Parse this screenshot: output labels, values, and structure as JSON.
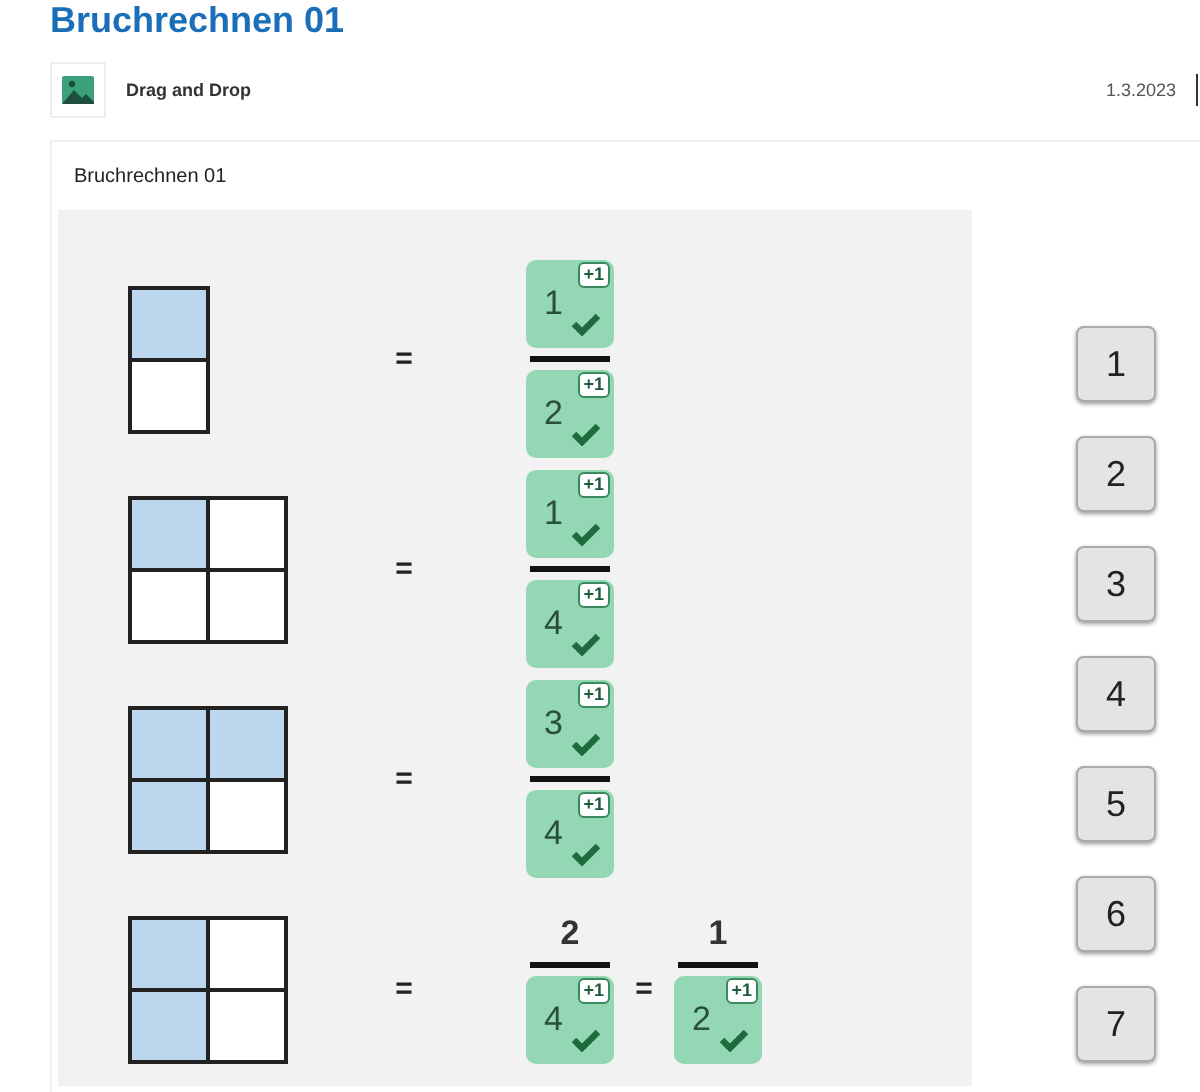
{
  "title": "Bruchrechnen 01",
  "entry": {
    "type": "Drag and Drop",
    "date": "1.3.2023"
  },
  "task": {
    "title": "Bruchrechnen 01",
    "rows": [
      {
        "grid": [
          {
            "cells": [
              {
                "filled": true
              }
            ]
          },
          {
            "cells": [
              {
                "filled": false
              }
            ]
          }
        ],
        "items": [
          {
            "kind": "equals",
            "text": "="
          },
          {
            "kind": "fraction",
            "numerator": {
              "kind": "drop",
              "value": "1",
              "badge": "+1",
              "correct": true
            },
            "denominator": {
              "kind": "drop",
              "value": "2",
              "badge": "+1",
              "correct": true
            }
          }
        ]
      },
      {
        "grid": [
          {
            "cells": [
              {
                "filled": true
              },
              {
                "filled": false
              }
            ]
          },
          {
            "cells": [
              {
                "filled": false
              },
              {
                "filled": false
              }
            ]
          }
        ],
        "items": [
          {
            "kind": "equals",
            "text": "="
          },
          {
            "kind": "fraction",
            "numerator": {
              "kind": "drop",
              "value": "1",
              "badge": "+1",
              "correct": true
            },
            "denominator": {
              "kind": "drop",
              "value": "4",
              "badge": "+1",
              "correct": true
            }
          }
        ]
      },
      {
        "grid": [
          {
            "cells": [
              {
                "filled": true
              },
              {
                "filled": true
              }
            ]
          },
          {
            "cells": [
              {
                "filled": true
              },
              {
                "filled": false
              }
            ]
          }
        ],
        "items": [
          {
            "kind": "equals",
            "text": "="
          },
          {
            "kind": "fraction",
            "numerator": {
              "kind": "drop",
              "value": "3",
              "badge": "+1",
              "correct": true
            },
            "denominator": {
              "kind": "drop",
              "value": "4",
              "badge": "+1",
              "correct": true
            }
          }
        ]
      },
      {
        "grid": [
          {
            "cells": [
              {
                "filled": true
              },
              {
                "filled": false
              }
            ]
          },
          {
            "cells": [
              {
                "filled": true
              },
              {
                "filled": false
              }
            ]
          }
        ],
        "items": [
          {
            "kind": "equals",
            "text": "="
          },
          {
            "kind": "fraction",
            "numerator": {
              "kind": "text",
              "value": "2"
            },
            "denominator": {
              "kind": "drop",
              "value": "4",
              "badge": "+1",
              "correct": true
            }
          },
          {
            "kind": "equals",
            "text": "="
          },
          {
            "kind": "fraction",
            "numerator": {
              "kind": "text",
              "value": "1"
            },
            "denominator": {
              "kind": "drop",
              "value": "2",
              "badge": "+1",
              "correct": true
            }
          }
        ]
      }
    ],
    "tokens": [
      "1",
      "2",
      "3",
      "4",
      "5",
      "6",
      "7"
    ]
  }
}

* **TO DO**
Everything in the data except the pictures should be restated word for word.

* **TASK RESULT**
Parse this screenshot: output labels, values, and structure as JSON.
{
  "title": "Bruchrechnen 01",
  "entry": {
    "type": "Drag and Drop",
    "date": "1.3.2023"
  },
  "task": {
    "title": "Bruchrechnen 01",
    "rows": [
      {
        "grid": [
          {
            "cells": [
              {
                "filled": true
              }
            ]
          },
          {
            "cells": [
              {
                "filled": false
              }
            ]
          }
        ],
        "items": [
          {
            "kind": "equals",
            "text": "="
          },
          {
            "kind": "fraction",
            "numerator": {
              "kind": "drop",
              "value": "1",
              "badge": "+1",
              "correct": true
            },
            "denominator": {
              "kind": "drop",
              "value": "2",
              "badge": "+1",
              "correct": true
            }
          }
        ]
      },
      {
        "grid": [
          {
            "cells": [
              {
                "filled": true
              },
              {
                "filled": false
              }
            ]
          },
          {
            "cells": [
              {
                "filled": false
              },
              {
                "filled": false
              }
            ]
          }
        ],
        "items": [
          {
            "kind": "equals",
            "text": "="
          },
          {
            "kind": "fraction",
            "numerator": {
              "kind": "drop",
              "value": "1",
              "badge": "+1",
              "correct": true
            },
            "denominator": {
              "kind": "drop",
              "value": "4",
              "badge": "+1",
              "correct": true
            }
          }
        ]
      },
      {
        "grid": [
          {
            "cells": [
              {
                "filled": true
              },
              {
                "filled": true
              }
            ]
          },
          {
            "cells": [
              {
                "filled": true
              },
              {
                "filled": false
              }
            ]
          }
        ],
        "items": [
          {
            "kind": "equals",
            "text": "="
          },
          {
            "kind": "fraction",
            "numerator": {
              "kind": "drop",
              "value": "3",
              "badge": "+1",
              "correct": true
            },
            "denominator": {
              "kind": "drop",
              "value": "4",
              "badge": "+1",
              "correct": true
            }
          }
        ]
      },
      {
        "grid": [
          {
            "cells": [
              {
                "filled": true
              },
              {
                "filled": false
              }
            ]
          },
          {
            "cells": [
              {
                "filled": true
              },
              {
                "filled": false
              }
            ]
          }
        ],
        "items": [
          {
            "kind": "equals",
            "text": "="
          },
          {
            "kind": "fraction",
            "numerator": {
              "kind": "text",
              "value": "2"
            },
            "denominator": {
              "kind": "drop",
              "value": "4",
              "badge": "+1",
              "correct": true
            }
          },
          {
            "kind": "equals",
            "text": "="
          },
          {
            "kind": "fraction",
            "numerator": {
              "kind": "text",
              "value": "1"
            },
            "denominator": {
              "kind": "drop",
              "value": "2",
              "badge": "+1",
              "correct": true
            }
          }
        ]
      }
    ],
    "tokens": [
      "1",
      "2",
      "3",
      "4",
      "5",
      "6",
      "7"
    ]
  }
}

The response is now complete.